* Try it
Copy each line from the data that has the word "Test" in it.
>>>>
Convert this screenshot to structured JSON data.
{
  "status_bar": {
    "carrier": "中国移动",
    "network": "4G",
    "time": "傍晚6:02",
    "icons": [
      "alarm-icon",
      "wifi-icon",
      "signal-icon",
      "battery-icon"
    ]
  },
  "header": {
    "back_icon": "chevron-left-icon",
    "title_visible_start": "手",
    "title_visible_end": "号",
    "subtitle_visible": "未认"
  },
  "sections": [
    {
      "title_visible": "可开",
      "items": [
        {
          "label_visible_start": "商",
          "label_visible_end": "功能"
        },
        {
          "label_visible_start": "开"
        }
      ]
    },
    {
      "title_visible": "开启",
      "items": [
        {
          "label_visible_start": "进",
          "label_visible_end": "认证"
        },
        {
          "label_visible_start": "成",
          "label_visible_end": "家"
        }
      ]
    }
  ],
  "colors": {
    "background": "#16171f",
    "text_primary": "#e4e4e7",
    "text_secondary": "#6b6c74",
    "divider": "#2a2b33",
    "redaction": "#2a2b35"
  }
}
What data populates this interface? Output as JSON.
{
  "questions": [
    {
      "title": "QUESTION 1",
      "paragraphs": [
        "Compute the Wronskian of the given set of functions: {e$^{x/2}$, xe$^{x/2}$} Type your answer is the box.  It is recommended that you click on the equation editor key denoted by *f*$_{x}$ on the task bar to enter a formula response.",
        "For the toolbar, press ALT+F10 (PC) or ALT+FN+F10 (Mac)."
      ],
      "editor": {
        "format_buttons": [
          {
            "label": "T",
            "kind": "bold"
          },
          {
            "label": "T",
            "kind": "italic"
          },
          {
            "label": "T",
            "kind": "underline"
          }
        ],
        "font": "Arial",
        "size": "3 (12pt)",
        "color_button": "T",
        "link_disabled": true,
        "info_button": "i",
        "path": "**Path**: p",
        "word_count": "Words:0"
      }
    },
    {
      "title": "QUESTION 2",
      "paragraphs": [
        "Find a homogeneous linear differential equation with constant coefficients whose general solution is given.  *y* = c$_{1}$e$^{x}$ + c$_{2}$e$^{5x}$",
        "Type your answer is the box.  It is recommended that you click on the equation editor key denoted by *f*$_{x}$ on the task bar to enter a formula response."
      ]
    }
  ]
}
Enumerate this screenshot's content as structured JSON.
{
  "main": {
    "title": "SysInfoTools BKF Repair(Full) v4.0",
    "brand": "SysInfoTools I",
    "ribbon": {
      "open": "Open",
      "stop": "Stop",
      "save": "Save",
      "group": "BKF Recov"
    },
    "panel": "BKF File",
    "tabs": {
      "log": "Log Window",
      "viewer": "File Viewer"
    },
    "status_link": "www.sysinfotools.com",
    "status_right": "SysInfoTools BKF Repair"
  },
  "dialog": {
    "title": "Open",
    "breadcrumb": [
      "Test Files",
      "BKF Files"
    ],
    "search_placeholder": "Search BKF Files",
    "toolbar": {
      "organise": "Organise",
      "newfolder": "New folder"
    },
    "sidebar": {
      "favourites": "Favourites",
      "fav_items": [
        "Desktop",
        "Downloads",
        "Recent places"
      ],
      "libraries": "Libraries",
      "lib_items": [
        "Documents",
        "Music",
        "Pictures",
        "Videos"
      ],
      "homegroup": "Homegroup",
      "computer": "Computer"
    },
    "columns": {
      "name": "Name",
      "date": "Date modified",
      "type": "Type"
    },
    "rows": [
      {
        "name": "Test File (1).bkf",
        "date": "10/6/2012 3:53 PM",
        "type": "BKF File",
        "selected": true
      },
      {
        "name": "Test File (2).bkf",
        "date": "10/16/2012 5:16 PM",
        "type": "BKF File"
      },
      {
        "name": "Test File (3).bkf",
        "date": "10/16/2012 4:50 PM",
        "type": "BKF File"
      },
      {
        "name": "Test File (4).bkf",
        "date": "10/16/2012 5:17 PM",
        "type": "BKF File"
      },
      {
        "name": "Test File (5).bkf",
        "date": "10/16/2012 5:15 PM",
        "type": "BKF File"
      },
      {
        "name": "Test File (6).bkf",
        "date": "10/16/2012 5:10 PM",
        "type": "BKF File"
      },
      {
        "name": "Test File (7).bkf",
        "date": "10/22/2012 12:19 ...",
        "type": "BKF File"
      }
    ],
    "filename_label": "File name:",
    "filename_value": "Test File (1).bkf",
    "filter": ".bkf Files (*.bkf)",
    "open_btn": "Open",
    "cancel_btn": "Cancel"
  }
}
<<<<
* Output for this task
      "Test Files",
        "name": "Test File (1).bkf",
        "name": "Test File (2).bkf",
        "name": "Test File (3).bkf",
        "name": "Test File (4).bkf",
        "name": "Test File (5).bkf",
        "name": "Test File (6).bkf",
        "name": "Test File (7).bkf",
    "filename_value": "Test File (1).bkf",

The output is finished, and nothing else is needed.